In 1950, by an agreement between the United Association and the Teamsters, the former members of Local 508 were returned to the United Association and Local 250. Upon their return the United Association issued the following directive on May 31, 1951:
"That the Refrigeration branch will be operated as a separate unit, and shall be entirely self-supporting. The membership records of the branch shall be deposited at the Refrigeration branch office. All payments in connection with dues and assessments shall be made at the branch only. All monies, dues, assessments, fines, etc. of the Refrigeration branch shall be deposited in the bank and none of this money shall be withdrawn except by checks signed by the Business Manager of Local 250 and the Business Manager of the branch. Elections shall be held for officers in the branch, and only those members in the branch shall be eligible to vote or run for office in the branch. The Business Manager of Local 250 shall appoint successful candidates as officers of the branch. No member of the Refrigeration branch is entitled to vote on any matter in Local 250 and no member of Local 250 whose card is not in the Refrigeration branch shall be eligible to vote in the branch."

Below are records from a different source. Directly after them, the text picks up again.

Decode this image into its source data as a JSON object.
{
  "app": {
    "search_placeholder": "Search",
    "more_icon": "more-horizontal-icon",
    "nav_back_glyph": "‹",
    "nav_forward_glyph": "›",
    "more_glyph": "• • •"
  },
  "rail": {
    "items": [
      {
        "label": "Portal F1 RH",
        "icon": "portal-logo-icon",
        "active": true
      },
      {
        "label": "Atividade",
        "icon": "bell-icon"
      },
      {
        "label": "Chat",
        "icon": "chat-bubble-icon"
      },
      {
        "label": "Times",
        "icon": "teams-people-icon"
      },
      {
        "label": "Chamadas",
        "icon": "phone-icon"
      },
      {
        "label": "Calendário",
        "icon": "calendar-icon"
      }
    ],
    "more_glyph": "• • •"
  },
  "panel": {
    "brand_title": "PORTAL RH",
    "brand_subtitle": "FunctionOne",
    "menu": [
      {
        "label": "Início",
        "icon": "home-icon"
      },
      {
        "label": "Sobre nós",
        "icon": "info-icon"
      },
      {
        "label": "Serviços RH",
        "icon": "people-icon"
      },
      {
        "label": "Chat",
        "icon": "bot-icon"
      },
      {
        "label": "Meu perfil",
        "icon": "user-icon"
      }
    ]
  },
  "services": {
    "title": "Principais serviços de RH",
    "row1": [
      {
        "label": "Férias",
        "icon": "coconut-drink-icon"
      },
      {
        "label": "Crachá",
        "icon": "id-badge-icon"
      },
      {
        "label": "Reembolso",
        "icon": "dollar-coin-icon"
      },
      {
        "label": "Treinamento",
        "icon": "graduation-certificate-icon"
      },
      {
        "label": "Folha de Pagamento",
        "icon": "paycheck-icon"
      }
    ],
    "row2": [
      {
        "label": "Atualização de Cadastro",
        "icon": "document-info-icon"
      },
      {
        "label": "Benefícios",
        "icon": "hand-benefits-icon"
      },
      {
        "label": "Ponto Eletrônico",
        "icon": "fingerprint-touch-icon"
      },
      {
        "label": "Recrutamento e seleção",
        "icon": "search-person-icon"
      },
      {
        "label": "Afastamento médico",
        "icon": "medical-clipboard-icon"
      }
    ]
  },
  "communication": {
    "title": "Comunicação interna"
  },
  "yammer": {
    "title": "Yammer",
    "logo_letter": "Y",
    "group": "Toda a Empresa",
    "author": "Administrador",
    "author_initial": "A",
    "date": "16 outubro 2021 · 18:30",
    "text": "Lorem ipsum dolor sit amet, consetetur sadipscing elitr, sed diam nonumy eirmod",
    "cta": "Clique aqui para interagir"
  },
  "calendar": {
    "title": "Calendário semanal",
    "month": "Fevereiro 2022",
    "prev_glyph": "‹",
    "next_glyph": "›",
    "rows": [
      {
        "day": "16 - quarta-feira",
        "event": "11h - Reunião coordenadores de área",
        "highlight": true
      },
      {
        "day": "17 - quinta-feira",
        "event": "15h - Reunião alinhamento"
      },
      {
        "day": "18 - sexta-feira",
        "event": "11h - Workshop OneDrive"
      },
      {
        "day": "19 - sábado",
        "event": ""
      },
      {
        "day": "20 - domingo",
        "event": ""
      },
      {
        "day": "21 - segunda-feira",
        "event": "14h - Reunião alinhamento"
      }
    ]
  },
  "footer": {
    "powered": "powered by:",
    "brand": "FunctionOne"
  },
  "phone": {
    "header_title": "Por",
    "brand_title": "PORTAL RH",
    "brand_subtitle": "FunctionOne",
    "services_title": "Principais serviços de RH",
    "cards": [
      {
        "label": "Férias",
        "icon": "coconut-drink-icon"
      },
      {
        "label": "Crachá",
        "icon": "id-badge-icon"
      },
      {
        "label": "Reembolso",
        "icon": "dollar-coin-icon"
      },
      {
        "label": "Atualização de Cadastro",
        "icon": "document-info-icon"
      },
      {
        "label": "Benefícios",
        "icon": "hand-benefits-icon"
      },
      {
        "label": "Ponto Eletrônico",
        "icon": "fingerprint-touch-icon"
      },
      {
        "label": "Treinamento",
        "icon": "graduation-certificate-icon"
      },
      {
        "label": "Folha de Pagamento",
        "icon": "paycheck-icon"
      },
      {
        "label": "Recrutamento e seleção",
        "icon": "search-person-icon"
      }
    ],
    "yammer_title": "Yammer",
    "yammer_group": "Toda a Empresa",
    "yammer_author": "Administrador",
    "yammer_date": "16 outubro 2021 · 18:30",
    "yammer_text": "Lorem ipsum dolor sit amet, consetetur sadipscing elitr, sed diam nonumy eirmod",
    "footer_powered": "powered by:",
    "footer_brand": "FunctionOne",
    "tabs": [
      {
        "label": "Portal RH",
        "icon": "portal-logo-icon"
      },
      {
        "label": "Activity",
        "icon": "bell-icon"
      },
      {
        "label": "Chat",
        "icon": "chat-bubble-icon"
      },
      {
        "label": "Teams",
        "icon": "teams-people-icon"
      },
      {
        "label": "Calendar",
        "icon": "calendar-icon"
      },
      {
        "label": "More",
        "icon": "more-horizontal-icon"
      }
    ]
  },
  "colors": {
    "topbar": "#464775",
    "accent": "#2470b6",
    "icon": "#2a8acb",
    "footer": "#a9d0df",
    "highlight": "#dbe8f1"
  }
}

As one can see, this then set the tone and basis by which the Refrigeration Branch of Local 250 exists. This directive was carried on until 1959. At this time certain changes in the law, namely "Labor Management Reporting & Disclosure Act" made this arrangement within the branch against the Law. It outlawed "dual Unionism"; that is separate sections of one Union having conditions, rules, regulations, other than that which the entire membership enjoys. Upon this change in the Law, the United Association revised its directive of 1951 and in August 1959, ruled that all elections be held for one Local Union; all could vote equally and all monies be transferred to one Local Union. This directive completely negated the 1951 directive and Local 250 and the Refrigeration Branch of 250 were by law and constitution, one Local Union.
The United Association issued a charter on November 12, 1969 for Local Union 456. This charter embraced Comfort Heating in Los Angeles City, all Air Conditioning and Refrigeration work in Los Angeles and Orange Counties. Local 250 was not in agreement and consequently filed an appeal with the General Executive Board. The appeal initiated by Local 250 delayed the new Local 456 charter and after several hearings and litigation the charter was withdrawn by the General President. This action marked a new beginning for the Steam-Refrigeration-Air Conditioning-Pipefitters, Local Union 250.
During the years 2003 and 2004 the United Association restructured Local Union 250 again. The United Association combined the two divisions, steam and refrigeration, into one. Further, the United Association combined both the offices of Business Manager and Financial Secretary into one elected position.
On June 27, 2004, elections were held. The elected officers were installed by the United Association General President. This election also marked the first time Business Agents were appointed by the Business Manager.
Today Local Union 250 is the 7th largest local in the United Association. Many accomplishments beneficial to the entire membership were made possible through our active involvement within the U.A. organization at the local, state, and national levels.
The struggles of the past have given us the strength and perseverance to continue into the future as a front-runner in the piping industry.